I'm keen to submit amendments to lessen the impact of proposed EU legislation, but I'll be honest: it's taken time to understand the intricacies of the Committee system in Brussels - and the committees I'm on are related to finance anyway, rather than legislation. So whilst I have submitted some amendments, notably to save taxpayers' money in the EU budget (and watched whilst they were voted down), it's not something I've yet been doing on a daily basis.
On the other hand, I'm one of the few British MEPs to have had the opportunity to vote on TTIP (the controversial proposed EU-USA trade deal). Knowing that one of my colleagues would miss the meeting, I volunteered to attend to make sure that UKIP was represented when TTIP came before that committee. I voted against the possibility of NHS involvement in TTIP, and against the principle of private companies having the right to sue national governments over policy. Finally, given that the votes were negative I voted against TTIP altogether.

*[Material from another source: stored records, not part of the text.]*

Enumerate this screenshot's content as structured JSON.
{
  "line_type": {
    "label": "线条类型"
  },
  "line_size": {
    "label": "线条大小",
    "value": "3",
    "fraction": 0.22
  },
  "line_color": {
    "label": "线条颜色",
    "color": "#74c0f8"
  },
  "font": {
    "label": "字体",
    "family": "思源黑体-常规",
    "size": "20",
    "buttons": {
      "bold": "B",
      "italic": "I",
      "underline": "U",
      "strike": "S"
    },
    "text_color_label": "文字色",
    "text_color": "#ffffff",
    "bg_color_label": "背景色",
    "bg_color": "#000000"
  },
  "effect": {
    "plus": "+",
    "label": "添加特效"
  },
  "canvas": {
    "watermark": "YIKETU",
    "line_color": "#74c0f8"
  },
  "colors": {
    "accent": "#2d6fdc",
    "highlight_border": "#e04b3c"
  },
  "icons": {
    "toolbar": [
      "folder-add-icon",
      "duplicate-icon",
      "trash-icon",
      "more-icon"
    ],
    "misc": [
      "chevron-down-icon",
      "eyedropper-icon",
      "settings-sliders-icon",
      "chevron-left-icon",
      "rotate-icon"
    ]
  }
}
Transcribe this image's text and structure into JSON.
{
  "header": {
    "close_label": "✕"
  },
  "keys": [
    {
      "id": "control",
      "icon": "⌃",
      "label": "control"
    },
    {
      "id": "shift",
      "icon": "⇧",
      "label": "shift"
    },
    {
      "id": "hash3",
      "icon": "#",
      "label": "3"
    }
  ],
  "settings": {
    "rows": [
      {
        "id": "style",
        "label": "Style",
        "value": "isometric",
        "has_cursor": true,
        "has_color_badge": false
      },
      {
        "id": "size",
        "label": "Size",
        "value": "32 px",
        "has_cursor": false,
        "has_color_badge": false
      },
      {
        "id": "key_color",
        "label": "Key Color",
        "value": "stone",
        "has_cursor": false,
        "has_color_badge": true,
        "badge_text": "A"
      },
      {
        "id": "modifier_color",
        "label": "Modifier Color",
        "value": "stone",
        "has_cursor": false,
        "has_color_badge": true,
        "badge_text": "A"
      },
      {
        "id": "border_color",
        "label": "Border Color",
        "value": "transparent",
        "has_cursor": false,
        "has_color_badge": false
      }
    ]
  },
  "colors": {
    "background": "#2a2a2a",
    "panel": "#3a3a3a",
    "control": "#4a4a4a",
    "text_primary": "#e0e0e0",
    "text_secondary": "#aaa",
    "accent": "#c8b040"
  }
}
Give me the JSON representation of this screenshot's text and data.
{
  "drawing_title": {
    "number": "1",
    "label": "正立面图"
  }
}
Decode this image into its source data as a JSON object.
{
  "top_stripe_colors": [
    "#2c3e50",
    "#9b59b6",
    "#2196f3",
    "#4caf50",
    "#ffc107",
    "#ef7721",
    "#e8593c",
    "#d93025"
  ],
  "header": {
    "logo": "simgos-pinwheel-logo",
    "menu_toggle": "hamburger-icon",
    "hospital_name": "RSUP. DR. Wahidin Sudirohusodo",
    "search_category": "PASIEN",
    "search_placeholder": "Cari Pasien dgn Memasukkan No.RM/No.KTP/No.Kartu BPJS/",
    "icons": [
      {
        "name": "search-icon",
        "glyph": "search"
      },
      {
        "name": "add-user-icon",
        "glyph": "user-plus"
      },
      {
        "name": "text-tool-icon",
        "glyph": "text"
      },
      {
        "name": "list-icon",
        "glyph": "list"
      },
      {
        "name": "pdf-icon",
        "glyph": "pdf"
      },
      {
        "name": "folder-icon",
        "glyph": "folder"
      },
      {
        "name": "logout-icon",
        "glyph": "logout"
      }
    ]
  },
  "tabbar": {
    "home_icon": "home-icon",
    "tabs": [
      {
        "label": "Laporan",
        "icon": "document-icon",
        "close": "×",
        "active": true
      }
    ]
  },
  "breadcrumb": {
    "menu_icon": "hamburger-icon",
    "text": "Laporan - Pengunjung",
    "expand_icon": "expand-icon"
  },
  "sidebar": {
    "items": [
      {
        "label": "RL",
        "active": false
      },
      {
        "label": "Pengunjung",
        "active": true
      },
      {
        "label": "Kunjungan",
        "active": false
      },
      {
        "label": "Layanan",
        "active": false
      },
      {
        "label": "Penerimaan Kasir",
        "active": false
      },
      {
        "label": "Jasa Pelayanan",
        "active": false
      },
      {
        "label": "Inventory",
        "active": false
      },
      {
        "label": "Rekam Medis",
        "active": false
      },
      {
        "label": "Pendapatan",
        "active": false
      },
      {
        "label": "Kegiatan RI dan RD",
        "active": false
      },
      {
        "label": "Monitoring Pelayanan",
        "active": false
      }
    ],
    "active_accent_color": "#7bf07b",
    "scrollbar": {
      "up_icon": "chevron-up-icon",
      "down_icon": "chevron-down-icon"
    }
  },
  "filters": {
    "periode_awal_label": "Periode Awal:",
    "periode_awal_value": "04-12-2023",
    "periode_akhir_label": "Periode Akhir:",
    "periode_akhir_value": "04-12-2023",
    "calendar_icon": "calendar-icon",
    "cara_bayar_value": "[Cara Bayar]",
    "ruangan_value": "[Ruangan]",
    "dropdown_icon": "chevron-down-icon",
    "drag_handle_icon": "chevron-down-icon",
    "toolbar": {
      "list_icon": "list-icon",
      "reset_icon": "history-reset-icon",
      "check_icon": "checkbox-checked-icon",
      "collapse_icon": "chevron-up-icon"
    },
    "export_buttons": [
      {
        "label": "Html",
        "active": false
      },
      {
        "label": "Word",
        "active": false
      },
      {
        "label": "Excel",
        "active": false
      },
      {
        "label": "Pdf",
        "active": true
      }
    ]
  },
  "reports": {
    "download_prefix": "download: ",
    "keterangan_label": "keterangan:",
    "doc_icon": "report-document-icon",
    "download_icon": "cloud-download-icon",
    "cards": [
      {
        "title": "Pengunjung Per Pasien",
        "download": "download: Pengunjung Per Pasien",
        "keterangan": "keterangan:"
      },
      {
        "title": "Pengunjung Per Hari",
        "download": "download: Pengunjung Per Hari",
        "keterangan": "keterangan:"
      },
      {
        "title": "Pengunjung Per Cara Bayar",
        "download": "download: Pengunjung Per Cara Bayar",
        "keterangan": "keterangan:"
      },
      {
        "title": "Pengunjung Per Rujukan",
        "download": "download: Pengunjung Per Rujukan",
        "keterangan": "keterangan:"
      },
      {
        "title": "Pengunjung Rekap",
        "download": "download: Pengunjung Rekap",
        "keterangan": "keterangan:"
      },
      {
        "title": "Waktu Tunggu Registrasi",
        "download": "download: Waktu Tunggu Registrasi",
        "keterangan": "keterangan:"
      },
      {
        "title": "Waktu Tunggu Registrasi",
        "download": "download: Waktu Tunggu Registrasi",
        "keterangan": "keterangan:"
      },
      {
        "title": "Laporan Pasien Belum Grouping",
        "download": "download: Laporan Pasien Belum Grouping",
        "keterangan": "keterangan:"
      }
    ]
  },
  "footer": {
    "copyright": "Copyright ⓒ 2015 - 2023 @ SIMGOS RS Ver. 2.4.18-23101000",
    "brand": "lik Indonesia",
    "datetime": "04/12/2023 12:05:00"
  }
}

Meanwhile I'm trying to represent an area so geographically large that it can take up to 3 hours just to drive from one end of my constituency to the other! So in order to be as accessible as possible to my constituents, I've spoken at public meetings the length and breadth of the region, speaking and answering questions about my role as a member of the European Parliament. There's always a balance between doing the job in Brussels and Strasbourg - where I have some of the best records of any British MEP for speeches and Parliamentary questions - and getting back to the UK to feed back to constituents. Many of my Parliamentary questions take up causes on behalf of constituents.
The media side of my job is substantial, partly because a UKIP MEP tends to be something of a figurehead within that region and also partly because foreign TV channels are interested. So my national media appearances have included the Daily Politics, Newsbeat, Good Morning Britain, Radio 5 Live, the Today Programme, The World At One, BBC News, and many more. At a regional level, I've done Around the House, the Sunday Politics, ITV News and various other local radio stations. I have a regular column in a major regional newspaper, not forgetting of course to write here for the Huffington Post!
There's much more to the job behind the scenes of course - and of course, internal Party matters as well. The job is varied and fascinating, but absolutely exhausting. Regular foreign travel, hotel stays (comfortable or uncomfortable beds) and living out of a suitcase take their toll after a while. It's a frustration to see how democracy is subverted in the European Parliament, but a real privilege to be able to represent the people of the North East.Suggest a correction